Ed Major Gives Preschoolers a Jumpstart into Kindergarten
UAFS junior Karina Gonzales became a member of Jumpstart because she wanted to help educate young minds, but what she learned is as important as what she taught.
“One of the most important things I learned from my journey with Jumpstart has been how to communicate with adults and have patience with myself and with those around me,” she said in an email. “I have also learned very important life-lasting skills: how to manage my time and how to always be prepared for the next step and not to be afraid.”
Karina is an elementary education major scheduled to graduate in December 2024.
Kimberly Taylor is the director of Jumpstart Arkansas, an EngageAR AmeriCorps program.
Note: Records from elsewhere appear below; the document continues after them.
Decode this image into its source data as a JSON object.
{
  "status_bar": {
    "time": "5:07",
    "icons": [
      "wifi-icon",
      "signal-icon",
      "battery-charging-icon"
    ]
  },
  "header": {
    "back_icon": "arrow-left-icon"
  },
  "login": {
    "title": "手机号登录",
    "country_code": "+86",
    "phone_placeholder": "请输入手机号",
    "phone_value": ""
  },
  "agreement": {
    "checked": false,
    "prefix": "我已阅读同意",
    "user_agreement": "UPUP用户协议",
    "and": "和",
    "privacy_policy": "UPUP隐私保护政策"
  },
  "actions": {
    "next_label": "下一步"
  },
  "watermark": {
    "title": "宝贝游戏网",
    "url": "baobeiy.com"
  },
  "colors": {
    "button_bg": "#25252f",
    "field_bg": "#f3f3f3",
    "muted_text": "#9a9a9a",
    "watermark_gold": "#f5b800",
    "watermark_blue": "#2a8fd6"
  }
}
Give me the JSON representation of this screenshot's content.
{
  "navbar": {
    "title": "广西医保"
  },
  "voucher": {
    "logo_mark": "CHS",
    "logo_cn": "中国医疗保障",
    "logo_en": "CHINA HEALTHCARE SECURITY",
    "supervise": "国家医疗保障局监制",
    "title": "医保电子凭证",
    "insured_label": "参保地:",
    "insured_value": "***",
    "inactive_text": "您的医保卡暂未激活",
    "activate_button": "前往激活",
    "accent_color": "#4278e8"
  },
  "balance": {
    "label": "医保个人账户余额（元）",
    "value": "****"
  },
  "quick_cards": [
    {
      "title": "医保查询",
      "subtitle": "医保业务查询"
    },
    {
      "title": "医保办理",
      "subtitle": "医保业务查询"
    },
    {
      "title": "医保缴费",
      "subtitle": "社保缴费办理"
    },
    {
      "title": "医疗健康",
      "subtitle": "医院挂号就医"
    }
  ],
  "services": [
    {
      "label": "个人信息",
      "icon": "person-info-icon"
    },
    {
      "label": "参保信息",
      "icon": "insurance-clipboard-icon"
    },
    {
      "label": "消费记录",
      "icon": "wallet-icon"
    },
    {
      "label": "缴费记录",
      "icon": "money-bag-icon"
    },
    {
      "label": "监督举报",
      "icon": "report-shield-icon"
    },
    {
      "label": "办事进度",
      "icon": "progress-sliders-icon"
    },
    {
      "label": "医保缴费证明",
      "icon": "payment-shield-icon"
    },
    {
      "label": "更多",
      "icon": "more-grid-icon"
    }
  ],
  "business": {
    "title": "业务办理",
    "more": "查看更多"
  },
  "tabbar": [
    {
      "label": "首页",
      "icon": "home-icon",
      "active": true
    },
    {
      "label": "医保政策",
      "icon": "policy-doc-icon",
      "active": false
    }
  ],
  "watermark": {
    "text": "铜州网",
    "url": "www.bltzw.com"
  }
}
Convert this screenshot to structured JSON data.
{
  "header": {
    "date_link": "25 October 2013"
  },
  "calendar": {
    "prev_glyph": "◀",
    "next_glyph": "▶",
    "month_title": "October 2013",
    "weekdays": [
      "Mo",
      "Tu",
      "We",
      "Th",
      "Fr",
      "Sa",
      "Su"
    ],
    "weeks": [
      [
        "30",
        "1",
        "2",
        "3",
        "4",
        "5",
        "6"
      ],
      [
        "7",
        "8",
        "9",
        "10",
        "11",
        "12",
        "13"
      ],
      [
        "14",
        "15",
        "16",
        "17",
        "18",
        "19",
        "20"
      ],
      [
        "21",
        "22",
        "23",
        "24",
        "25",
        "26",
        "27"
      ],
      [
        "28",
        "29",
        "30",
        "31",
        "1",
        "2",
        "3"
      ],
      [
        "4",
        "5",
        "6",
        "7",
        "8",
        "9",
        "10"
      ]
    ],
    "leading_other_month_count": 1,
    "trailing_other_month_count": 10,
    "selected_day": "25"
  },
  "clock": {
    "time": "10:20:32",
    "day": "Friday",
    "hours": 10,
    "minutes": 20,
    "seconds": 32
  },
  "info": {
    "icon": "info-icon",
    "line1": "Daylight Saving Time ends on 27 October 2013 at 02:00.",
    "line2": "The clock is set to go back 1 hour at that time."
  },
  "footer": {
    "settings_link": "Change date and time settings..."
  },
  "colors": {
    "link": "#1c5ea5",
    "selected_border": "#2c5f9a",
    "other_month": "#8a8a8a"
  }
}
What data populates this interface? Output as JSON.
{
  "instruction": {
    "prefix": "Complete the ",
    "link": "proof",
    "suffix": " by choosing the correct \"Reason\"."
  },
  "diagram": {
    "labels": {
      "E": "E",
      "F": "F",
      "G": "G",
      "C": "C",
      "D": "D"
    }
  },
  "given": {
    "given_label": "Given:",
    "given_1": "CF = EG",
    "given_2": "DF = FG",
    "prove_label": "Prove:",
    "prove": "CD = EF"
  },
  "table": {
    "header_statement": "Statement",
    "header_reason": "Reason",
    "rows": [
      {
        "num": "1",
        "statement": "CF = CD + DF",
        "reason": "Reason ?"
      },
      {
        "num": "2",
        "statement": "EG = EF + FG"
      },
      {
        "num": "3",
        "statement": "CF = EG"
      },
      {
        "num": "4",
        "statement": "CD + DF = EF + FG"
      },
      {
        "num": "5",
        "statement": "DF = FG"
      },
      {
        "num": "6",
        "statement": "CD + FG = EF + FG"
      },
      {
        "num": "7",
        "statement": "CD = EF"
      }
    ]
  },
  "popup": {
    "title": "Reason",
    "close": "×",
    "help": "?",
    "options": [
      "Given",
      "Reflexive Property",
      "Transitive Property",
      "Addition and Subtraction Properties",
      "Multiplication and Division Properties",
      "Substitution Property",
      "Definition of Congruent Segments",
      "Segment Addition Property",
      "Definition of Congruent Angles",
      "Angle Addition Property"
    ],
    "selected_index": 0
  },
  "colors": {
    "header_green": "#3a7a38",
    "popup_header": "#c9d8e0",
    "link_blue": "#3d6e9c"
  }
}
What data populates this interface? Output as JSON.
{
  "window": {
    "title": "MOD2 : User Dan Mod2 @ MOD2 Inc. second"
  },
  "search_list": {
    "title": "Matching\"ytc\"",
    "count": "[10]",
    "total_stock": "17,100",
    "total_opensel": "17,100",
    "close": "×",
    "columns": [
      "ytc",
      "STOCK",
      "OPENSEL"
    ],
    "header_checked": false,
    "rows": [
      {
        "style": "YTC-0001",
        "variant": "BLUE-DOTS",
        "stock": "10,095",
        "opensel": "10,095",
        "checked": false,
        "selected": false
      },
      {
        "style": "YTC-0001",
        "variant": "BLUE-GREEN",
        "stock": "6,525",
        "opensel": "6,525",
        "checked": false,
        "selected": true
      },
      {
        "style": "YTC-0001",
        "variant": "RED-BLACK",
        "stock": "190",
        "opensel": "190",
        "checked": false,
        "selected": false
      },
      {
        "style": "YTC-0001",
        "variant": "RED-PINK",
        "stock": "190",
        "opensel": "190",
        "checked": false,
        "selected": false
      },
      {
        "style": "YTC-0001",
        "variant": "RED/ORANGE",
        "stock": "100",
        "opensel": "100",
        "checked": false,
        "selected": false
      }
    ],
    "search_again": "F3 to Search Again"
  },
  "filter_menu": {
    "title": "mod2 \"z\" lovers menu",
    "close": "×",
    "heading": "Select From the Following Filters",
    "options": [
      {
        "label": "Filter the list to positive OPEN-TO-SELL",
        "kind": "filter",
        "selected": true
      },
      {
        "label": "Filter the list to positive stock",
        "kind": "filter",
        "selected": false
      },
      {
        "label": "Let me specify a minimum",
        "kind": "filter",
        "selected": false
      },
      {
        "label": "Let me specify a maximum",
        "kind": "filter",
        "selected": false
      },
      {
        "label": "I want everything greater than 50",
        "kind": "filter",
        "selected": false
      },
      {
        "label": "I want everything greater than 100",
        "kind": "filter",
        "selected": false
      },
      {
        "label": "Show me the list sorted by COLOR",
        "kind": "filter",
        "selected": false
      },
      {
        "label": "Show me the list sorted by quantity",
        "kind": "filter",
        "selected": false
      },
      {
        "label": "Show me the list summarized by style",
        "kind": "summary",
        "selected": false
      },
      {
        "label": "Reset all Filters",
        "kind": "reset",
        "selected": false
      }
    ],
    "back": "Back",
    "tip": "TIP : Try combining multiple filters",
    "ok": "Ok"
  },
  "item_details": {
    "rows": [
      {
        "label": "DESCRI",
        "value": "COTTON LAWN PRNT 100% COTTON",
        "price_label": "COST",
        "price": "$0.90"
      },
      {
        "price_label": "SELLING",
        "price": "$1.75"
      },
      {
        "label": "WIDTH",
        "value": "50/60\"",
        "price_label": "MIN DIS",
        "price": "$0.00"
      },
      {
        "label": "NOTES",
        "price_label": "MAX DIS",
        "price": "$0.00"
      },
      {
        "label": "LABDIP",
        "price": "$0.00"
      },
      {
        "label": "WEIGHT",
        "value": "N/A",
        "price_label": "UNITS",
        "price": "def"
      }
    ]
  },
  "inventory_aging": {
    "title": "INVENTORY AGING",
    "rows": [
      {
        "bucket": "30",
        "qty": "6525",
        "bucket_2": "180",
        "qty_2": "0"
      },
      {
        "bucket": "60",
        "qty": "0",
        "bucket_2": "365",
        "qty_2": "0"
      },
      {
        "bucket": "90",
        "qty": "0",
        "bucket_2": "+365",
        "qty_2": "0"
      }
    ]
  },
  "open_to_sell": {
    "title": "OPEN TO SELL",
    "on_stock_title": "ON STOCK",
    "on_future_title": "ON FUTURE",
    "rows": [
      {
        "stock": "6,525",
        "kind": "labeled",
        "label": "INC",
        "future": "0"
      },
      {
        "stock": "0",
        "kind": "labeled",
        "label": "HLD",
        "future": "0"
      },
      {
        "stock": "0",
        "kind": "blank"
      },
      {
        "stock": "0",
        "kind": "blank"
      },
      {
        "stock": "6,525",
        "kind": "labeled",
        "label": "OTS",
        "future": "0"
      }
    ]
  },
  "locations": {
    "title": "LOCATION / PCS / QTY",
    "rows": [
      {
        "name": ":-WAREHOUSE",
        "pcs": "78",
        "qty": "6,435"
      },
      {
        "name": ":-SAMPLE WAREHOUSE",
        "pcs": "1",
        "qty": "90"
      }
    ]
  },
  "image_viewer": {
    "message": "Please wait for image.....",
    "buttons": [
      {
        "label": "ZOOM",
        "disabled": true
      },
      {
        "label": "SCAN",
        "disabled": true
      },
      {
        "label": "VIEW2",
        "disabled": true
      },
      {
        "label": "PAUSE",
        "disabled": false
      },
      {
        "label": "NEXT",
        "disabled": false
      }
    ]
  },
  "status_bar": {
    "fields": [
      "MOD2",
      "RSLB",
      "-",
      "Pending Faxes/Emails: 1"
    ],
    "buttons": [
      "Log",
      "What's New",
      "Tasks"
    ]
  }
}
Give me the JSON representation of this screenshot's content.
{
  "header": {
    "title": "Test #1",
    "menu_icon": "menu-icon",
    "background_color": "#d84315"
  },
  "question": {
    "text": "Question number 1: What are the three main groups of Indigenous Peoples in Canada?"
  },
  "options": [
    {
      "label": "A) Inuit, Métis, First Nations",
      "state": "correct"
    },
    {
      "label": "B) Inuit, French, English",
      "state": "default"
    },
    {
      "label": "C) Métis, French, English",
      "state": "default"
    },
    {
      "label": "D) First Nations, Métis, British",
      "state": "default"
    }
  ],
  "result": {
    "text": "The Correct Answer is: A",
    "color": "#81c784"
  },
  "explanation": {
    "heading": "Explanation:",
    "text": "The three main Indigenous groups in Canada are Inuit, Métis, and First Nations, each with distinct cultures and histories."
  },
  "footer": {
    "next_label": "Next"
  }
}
Taylor is one of Karina’s biggest fans.
“She was Jumpstart Arkansas’s first member to complete the maximum of four terms of service … for a total of 1,200 hours of service to preschool children in only two years,” Taylor said. “After completing her first school-year term, she chose to participate in the summer term where she served children from 8 a.m. to 3 p.m. Monday through Friday throughout the summer.”
Jumpstart Arkansas, an AmeriCorps national service program on campus, puts UAFS students from any major in preschool classrooms in under-served communities in Fort Smith. Service partners are Tilles, Morrison, Spradling, Sutton, and Pike schools; Lincoln Child Care Center; and Dallas Street Head Start.
Thanks to a $220,000 grant from EngageAR, Jumpstart Arkansas will expand to include students from NorthWest Arkansas Community College.
Bilingual students like Karina are especially valuable to Jumpstart.
“She helped bridge the gap for many second-language learners between their home languages and English spoken in the classroom,” Taylor said.
Helping to bridge that gap mattered to Karina, too.
“As a second-language-speaking student, I know how hard it is to be able to communicate with adults, so I thought this was the perfect opportunity to be able to help children not only with their language skills but also with their literacy and social-emotional skills,” she said.
While some students serve just one term as members, Karina served the maximum.
“I decided to serve with Jumpstart for four terms because one of my main goals in life has always been to help educate small minds and help those small children struggling with their language development,” she said.
Through her early terms, Karina was a member, but she had the skills and drive to become a team leader in her third and fourth terms, Taylor said.
Since 2019, 39 Jumpstart members have served 175 students. During the 2021-2022 school year, children demonstrated gains of an average of 20 points on the Test of Preschool Early Literacy, which far exceeds typical growth for a school year. Second-language learners have made the greatest gains through the assistance of bilingual service members.
The culmination of her Jumpstart service occurred when Karina represented UAFS in the LeaderCorps program with EngageAR, the grantor of AmeriCorps funding in Arkansas.
“Karina’s Jumpstart story could have ended at the end of her service, but it didn’t,” Taylor said.
After completing four terms, Karina now works in the Jumpstart office as the member coordinator, supporting new members.
Jumpstart members can be from any major, not just education students. Members commit to 300 hours of service, usually on two days a week. Jumpstart members are actively involved in campus and community outreach through national days of service; diversity, equity, and inclusion opportunities; service projects; and special events.
Members earn a $1,374 scholarship and a $225 monthly living allowance in exchange for their service. Karina qualifies for federal work-study payments for her work in the Jumpstart office. She is grateful for all the help.
“Coming into college with no scholarships and little financial help was difficult, so Jumpstart has been a lifesaver to me by helping me pay for my education, as well as officially helping me decide that education is where I belong.”